The proposed parking lot will be 506 feet long, 300 feet longer than the old one and approximately 200 feet longer than the upper lot. Specifications call for a 65 foot width and it is to extend from the levee a few feet from the upper lot to the edge of the old lot’s eastern wall.
The stone wall to be built parallel to the river will average 23 feet in height and iwll be constructed of a solid base which will include 30 foot piling with a reinforced concrete footer, 3 feet thick and 13 feet wide, according to plans. The plans were originally approved by U.S. Army Engineers before they were submitted as a WPA project, it was explained.
Capacity of the new parking lot will be 200 automobiles. A 25 ft driveway will extend through the center of the lot and cars may be parked on either side of the drive-way. The lot will be built ten feet from the outside rail of the C. & O. tracks and a guard rail will be placed at the edge to prevent autos from being placed too close to the tracks. The guard rail, the engineer pointed out, would be low enough to allow people to step over, but would be substantial enough to keep automobiles the required distance from the railroad.
Actual construction work will begin within the next two weeks and Hartinger said completion date had been designated as May 30th 1937.
Tribune-Telegraph, July 15, 1936
Should favorable weather conditions continue, a force of at least 75 men should be at work on the constuction of Pomeroy’s $92,400 WPA parking lot project within the next month, it was predicted Monday by J.E.D. Hartinger, WPA engineer in Meigs county.
Started last week, the project now has a force of 25 men at work, Hartinger said, and the rolls should be increased at least 50 in another month if the same progress can be made in the next few weeks as has been during the first few days.

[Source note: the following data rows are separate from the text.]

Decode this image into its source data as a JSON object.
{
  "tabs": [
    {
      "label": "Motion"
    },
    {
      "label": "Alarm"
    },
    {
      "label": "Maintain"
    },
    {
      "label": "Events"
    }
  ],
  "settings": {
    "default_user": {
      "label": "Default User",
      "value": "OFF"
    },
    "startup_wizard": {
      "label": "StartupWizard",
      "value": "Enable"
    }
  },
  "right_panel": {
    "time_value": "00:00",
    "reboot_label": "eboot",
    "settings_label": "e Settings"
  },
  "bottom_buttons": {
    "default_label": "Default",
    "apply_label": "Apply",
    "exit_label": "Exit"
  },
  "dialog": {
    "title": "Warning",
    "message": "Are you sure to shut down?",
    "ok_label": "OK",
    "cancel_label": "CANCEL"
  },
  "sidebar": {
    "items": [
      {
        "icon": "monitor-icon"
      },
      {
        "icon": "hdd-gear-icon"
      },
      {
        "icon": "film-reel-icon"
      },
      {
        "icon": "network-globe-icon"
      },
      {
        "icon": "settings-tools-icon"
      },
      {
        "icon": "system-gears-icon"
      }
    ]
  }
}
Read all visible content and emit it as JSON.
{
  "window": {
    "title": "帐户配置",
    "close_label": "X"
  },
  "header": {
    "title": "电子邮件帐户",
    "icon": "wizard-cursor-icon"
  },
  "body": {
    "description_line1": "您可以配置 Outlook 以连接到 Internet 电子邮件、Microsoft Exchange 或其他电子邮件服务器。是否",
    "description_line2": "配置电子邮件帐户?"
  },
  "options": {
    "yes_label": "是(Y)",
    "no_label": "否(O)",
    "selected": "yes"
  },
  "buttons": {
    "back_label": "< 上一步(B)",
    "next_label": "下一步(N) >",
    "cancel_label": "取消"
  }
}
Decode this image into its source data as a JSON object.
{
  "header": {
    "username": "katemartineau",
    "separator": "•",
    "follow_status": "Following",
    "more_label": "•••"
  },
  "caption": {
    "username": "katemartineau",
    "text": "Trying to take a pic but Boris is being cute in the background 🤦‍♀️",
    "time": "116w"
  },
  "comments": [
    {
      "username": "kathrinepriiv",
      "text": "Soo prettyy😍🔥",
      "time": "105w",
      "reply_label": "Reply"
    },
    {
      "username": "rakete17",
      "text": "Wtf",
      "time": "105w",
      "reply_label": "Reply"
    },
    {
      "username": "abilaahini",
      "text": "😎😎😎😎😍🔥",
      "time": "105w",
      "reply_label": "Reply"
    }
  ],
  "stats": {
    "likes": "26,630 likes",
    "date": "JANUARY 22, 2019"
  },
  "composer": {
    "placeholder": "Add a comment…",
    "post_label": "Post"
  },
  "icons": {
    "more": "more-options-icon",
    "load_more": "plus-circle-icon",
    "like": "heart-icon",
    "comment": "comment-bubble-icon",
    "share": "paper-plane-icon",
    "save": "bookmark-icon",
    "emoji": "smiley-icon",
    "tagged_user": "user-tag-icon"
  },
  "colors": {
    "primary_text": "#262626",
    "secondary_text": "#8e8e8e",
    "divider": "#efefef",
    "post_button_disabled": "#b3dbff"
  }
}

Men now at work on the project are tearing away the lower parking lot wall and filling that was destroyed when the valuable CWA and FERA project slipped into the Ohio river shortly after it was completed. The destroyed lot will be removed, said Hartinger, although the new parking lot will be built above the site of the old one, starting at the upper wall and extending along the river bank to the entrance to the levee, a few feet from the lower wall of the upper parking lot.
Piling has been purchased and a crew of workmen will be put to work at cutting the piling within a few weeks. A government pile driving boat can be obtained at a ten-day notice, Hartinger said, and pile driving work should begin within a brief time.
Costing nearly $100,000 the new parking lot will be constructed on a base consisting of 36 ft. piling with a three feet thick concrete footer. The walls will be of cut stone, as those in the destroyed lot and as those in the upper lot, one of the few CWA projects that was finished and is now in use in the county.
......................Then there was the January 1937 flood, which delayed everything......and wouldn’t you know it - there is no newspaper microfilm or original paper available from August 1937 to July 1938, so I do not have a completion date. Hopefully I can locate another source to supply this information.